- 12 October 2011 | Kiteboarding
Enjoying kitesurfing has been considered to be dangerous in Perranporth, Cornwall, UK, because of a research carried out by the Plymouth University in partnership with the RNLI to study rip current.
There is scientific equipment in the water, some of which is on scaffold rigs and contains sharp objects.
The rigs are exposed at low tide and partly submerged at mid tide. The rigs lie in an area near flat rocks (mid beach) due to the excessive rip currents in this area and are marked by two yellow buoys on either side.
Some rigs have flouro tape on the uprights, others have smaller buoys on them to identify them. Therefore, this area will be dangerous to kitesurfers in the area, particularly those performing airs then landing in the area, or for those people less experienced.
There will be lifeguard presence at the weekends and during school half term and the survey team during other periods to inform any kiters in the area.

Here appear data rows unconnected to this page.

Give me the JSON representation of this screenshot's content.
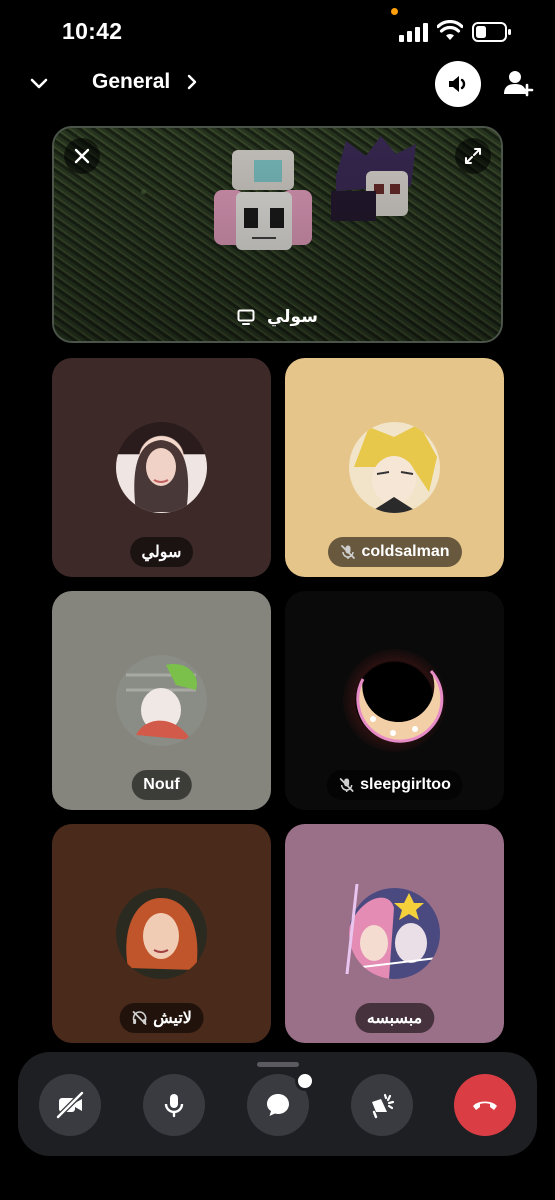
{
  "status_bar": {
    "time": "10:42",
    "icons": [
      "signal-icon",
      "wifi-icon",
      "battery-icon"
    ]
  },
  "header": {
    "channel_title": "General",
    "icons": [
      "chevron-down-icon",
      "chevron-right-icon",
      "speaker-icon",
      "add-user-icon"
    ]
  },
  "stream": {
    "streamer_name": "سولي",
    "icons": [
      "close-icon",
      "expand-icon",
      "screen-share-icon"
    ]
  },
  "participants": [
    {
      "name": "سولي",
      "muted": false,
      "tile_color": "#3d2a28"
    },
    {
      "name": "coldsalman",
      "muted": true,
      "tile_color": "#e6c58a"
    },
    {
      "name": "Nouf",
      "muted": false,
      "tile_color": "#85857d"
    },
    {
      "name": "sleepgirltoo",
      "muted": true,
      "tile_color": "#0a0a0a"
    },
    {
      "name": "لاتيش",
      "muted": true,
      "tile_color": "#4a2a1a"
    },
    {
      "name": "مبسبسه",
      "muted": false,
      "tile_color": "#9a6f88"
    }
  ],
  "controls": [
    {
      "name": "camera-off",
      "icon": "camera-off-icon"
    },
    {
      "name": "microphone",
      "icon": "microphone-icon"
    },
    {
      "name": "chat",
      "icon": "chat-icon"
    },
    {
      "name": "soundboard",
      "icon": "soundboard-icon"
    },
    {
      "name": "hang-up",
      "icon": "hang-up-icon"
    }
  ],
  "colors": {
    "background": "#000000",
    "bottom_bar": "#1e1f22",
    "control_button": "#3a3b40",
    "hangup": "#da3e44"
  }
}
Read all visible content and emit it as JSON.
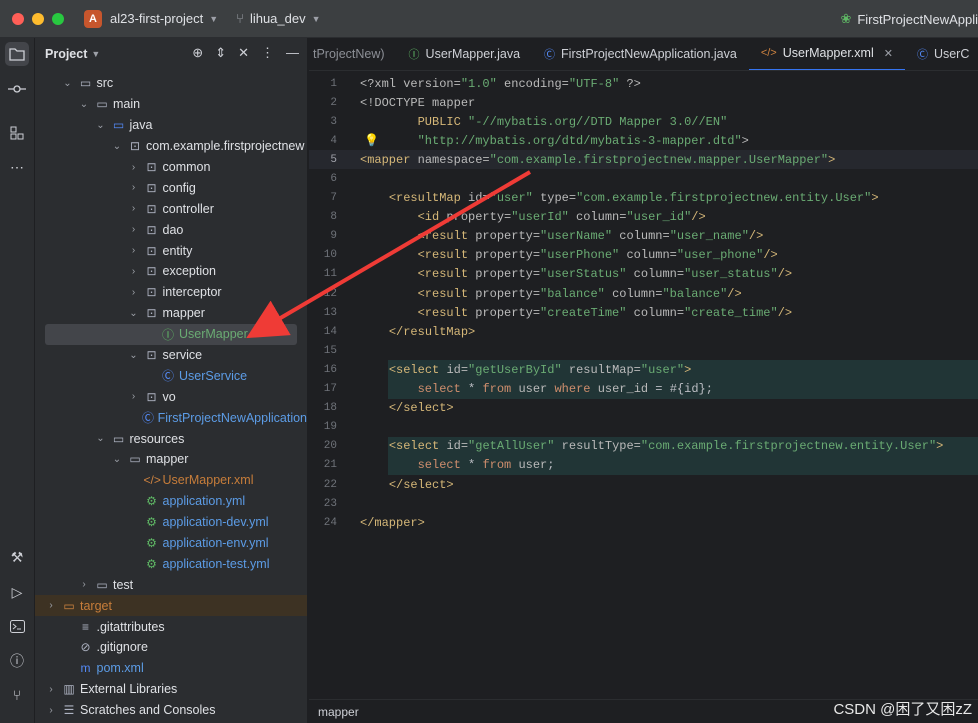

Rip currents are often found on high-wave beaches with bars and channels and in the vicintiy of coastal structures, rock outcrops and headlands. Rip currents can be very strong with flow speeds of 1-2 m/s (faster than an olympic swimmer). They are the main hazard to surf zone water users.